Recorded information »
——
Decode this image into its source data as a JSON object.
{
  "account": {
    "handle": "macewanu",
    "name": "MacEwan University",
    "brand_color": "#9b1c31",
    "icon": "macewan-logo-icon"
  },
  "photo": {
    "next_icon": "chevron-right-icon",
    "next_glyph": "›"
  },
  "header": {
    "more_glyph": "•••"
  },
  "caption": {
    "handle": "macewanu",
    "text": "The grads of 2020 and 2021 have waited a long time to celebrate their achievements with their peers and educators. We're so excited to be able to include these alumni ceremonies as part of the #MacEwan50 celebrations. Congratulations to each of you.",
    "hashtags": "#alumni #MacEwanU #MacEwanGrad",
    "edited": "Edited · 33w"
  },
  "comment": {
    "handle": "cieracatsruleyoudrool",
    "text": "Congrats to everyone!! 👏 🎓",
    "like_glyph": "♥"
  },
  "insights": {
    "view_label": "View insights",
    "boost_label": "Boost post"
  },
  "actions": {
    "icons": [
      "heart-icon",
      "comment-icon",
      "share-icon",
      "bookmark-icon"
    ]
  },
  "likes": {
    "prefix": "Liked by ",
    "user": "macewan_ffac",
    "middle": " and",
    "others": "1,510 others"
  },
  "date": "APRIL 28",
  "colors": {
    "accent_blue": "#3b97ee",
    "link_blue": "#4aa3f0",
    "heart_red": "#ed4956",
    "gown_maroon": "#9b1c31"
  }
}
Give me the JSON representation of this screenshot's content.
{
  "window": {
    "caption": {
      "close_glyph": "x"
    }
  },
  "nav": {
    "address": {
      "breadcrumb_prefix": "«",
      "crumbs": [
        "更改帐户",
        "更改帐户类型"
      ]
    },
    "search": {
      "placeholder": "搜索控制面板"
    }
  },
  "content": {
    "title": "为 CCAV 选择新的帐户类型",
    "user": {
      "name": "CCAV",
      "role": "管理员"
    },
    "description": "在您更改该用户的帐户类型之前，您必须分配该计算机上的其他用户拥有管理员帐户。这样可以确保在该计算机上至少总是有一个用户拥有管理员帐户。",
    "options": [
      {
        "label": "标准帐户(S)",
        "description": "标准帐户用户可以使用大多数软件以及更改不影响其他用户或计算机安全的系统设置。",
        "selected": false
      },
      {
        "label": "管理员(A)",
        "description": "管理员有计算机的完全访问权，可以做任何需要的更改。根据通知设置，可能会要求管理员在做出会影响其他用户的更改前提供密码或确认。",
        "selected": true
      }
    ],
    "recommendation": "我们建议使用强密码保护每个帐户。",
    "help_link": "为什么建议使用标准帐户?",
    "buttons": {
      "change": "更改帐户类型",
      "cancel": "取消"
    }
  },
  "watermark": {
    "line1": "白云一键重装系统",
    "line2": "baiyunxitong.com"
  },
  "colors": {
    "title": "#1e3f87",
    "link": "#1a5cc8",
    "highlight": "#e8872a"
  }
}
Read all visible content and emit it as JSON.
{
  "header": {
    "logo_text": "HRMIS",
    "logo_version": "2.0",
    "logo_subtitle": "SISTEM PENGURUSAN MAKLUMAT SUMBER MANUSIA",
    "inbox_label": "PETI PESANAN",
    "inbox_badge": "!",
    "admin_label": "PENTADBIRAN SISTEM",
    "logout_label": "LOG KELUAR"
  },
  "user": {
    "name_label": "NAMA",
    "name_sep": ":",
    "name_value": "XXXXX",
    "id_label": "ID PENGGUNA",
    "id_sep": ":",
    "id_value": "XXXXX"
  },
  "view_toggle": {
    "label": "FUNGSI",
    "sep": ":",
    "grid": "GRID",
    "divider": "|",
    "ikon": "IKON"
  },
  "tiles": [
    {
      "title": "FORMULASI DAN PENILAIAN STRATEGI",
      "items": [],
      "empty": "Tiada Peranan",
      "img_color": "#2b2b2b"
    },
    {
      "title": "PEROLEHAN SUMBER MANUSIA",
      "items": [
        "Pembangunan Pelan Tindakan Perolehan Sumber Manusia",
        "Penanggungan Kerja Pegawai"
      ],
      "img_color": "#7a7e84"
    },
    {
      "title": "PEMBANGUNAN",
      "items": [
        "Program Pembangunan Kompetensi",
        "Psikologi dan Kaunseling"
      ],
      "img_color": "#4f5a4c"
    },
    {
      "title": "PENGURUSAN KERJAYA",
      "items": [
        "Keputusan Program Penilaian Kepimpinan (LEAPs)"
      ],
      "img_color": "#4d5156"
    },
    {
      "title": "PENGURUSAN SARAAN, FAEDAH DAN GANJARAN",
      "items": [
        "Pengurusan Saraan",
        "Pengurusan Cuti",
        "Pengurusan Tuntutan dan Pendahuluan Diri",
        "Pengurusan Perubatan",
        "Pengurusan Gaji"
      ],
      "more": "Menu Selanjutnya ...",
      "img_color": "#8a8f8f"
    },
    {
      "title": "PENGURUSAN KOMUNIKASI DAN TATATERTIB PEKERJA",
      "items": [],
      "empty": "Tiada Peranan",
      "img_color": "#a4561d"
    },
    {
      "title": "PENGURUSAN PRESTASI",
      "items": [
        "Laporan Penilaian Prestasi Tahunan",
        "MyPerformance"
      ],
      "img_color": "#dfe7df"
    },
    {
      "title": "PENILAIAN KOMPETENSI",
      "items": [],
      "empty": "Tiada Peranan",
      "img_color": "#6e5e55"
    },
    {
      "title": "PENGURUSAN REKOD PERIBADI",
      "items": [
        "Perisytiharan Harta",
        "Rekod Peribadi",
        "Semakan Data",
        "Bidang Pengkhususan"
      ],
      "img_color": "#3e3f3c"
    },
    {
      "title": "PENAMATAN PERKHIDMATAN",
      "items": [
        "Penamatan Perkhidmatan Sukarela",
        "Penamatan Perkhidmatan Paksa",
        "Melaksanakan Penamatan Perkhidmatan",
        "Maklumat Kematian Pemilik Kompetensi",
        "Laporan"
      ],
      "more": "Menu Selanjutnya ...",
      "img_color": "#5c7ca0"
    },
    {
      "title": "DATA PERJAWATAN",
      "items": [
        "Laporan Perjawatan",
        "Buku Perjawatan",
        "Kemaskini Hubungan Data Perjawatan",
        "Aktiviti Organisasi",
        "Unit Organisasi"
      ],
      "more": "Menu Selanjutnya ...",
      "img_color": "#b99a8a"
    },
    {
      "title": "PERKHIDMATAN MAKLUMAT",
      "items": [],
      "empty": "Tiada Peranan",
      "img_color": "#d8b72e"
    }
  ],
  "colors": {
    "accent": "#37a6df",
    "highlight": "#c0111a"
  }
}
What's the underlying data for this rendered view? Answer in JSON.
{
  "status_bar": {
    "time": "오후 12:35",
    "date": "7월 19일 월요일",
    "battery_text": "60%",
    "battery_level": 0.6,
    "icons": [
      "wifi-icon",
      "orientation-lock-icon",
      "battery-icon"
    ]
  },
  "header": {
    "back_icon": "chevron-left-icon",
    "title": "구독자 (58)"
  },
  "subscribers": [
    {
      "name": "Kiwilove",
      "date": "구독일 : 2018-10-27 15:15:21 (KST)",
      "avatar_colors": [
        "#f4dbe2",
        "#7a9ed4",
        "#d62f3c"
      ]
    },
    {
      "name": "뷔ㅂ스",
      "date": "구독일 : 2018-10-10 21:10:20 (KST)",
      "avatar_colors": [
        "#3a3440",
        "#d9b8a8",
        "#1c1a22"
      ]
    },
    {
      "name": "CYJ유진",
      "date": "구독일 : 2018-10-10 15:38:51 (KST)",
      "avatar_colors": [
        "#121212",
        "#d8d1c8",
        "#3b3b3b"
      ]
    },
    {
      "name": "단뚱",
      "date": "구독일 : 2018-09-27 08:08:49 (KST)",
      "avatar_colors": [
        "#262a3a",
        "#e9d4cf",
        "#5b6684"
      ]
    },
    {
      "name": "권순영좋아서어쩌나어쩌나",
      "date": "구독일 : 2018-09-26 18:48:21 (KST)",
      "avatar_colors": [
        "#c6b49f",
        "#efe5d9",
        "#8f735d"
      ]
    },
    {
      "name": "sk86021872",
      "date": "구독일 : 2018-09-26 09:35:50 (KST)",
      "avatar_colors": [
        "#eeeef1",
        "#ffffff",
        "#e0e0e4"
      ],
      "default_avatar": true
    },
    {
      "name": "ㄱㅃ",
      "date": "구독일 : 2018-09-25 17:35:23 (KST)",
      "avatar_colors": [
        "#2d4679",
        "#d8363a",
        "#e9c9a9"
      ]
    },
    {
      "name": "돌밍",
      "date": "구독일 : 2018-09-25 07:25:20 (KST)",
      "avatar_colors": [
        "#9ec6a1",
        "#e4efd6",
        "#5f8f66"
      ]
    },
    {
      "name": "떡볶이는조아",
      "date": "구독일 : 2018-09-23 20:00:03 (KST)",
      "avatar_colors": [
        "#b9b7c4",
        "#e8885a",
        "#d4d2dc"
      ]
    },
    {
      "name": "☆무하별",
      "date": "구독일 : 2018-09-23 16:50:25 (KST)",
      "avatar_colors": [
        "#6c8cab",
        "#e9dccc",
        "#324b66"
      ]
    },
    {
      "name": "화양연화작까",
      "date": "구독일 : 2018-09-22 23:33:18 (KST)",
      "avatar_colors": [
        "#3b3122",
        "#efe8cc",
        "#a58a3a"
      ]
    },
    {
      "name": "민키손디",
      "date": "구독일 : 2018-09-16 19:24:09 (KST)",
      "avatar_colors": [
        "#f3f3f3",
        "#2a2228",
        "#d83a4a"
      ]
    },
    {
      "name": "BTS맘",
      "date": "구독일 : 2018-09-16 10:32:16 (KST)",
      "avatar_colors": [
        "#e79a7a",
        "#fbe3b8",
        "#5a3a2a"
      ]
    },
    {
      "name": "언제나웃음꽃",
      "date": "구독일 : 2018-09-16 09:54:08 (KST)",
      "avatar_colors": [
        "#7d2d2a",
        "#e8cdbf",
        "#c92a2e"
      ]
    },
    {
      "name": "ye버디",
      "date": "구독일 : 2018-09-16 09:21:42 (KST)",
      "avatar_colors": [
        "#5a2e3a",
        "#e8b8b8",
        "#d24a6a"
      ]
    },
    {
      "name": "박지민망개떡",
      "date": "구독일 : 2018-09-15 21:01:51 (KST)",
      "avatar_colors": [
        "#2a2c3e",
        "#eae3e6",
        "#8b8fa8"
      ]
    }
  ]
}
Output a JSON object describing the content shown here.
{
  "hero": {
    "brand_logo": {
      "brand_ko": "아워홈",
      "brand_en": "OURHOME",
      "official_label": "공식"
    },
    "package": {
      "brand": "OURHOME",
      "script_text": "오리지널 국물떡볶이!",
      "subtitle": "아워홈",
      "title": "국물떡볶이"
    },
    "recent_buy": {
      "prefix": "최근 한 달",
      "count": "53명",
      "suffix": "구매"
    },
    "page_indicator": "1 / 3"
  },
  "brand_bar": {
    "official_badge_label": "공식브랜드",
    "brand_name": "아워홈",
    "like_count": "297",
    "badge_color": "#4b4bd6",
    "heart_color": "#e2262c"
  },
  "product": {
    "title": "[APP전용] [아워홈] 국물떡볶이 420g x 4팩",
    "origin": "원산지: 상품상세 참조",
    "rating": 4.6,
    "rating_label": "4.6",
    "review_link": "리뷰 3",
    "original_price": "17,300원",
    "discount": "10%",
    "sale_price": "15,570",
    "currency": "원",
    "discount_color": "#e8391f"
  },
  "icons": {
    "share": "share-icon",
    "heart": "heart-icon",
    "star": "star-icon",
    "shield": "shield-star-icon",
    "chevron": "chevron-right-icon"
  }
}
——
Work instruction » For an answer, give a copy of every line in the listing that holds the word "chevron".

Expected answer »
    "next_icon": "chevron-right-icon",
    "back_icon": "chevron-left-icon",
    "chevron": "chevron-right-icon"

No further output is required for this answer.